** Records for processing follows **

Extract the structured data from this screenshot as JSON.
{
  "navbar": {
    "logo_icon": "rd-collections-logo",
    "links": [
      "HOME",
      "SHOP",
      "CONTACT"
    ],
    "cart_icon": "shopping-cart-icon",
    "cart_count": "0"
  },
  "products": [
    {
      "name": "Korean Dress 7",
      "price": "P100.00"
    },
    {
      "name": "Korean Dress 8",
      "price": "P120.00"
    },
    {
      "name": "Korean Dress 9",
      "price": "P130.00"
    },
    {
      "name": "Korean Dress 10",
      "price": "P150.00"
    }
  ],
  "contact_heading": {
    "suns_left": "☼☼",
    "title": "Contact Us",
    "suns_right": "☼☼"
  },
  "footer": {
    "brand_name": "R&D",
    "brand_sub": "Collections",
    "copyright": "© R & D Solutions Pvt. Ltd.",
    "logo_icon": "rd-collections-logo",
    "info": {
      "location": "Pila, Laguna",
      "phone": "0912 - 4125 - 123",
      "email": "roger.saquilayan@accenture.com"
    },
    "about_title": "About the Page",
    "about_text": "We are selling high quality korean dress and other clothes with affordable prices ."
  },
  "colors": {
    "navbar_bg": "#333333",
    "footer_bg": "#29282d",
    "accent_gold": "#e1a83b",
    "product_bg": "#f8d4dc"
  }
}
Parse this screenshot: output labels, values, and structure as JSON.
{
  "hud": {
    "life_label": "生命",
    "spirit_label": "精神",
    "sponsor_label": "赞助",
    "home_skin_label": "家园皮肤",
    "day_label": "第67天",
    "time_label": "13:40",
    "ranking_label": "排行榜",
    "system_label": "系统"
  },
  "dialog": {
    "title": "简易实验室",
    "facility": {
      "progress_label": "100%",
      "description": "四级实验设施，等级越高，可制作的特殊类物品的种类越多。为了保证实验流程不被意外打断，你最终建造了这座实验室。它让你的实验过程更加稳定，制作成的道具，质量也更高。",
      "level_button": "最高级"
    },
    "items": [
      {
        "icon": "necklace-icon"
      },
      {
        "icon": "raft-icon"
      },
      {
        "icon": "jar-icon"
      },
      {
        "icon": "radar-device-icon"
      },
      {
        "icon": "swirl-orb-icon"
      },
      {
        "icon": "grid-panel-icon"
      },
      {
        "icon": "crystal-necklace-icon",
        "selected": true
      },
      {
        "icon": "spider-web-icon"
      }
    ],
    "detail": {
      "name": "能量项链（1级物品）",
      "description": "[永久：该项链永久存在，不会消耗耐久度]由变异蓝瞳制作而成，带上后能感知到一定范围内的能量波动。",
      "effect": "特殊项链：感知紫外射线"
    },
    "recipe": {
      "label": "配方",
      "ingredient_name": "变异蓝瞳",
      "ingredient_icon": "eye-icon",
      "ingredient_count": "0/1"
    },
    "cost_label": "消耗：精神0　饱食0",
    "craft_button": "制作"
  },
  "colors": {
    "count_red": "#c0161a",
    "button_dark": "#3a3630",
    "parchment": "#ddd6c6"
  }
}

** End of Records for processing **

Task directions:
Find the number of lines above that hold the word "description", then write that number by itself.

Expected answer:
2